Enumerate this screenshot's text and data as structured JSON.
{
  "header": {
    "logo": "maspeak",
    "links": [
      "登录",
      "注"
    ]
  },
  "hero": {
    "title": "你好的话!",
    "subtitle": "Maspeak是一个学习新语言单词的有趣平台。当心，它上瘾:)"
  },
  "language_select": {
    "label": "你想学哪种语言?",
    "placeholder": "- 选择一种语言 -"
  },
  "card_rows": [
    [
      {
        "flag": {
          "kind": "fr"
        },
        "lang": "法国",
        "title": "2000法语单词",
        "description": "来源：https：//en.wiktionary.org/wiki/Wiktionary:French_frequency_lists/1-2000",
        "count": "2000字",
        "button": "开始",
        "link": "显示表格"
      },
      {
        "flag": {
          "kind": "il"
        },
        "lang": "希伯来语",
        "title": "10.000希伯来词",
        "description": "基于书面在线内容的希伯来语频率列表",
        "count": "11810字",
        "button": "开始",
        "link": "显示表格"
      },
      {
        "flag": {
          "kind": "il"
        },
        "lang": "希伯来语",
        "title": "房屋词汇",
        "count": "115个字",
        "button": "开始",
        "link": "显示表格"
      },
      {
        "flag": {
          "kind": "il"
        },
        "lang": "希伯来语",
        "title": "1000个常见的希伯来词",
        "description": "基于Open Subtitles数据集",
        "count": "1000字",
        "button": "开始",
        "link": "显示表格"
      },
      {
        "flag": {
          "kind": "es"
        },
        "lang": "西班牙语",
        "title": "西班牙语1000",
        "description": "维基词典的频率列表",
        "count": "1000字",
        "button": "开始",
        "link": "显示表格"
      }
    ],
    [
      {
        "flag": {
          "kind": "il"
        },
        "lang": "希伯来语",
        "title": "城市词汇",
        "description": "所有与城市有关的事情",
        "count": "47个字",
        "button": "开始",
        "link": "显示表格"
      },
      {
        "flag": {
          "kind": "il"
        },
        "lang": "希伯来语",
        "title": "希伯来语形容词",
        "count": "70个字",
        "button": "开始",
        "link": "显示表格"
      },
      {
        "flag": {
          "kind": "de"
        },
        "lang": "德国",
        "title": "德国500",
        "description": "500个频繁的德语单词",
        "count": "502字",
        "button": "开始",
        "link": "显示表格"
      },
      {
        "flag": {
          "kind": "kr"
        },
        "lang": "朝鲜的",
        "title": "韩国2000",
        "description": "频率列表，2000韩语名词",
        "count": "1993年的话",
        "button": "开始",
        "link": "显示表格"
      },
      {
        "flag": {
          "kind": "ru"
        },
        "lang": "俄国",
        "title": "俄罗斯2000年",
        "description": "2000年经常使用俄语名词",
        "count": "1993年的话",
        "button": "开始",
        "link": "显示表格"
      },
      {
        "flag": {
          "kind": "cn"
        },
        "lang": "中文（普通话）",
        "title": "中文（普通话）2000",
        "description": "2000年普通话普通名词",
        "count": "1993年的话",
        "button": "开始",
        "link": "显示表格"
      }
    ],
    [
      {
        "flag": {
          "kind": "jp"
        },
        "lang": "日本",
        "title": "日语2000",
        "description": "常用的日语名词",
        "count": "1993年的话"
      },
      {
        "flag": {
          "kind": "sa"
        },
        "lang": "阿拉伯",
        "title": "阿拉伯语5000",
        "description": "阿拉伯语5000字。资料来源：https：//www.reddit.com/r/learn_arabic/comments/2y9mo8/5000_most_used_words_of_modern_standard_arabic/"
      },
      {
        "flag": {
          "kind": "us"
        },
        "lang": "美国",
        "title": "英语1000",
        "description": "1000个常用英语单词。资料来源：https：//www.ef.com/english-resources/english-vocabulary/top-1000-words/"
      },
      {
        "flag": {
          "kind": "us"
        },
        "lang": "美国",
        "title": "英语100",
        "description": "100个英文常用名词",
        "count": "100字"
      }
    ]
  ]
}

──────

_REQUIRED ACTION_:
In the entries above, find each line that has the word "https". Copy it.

_RESULT OF THE EXERCISE_:
        "description": "来源：https：//en.wiktionary.org/wiki/Wiktionary:French_frequency_lists/1-2000",
        "description": "阿拉伯语5000字。资料来源：https：//www.reddit.com/r/learn_arabic/comments/2y9mo8/5000_most_used_words_of_modern_standard_arabic/"
        "description": "1000个常用英语单词。资料来源：https：//www.ef.com/english-resources/english-vocabulary/top-1000-words/"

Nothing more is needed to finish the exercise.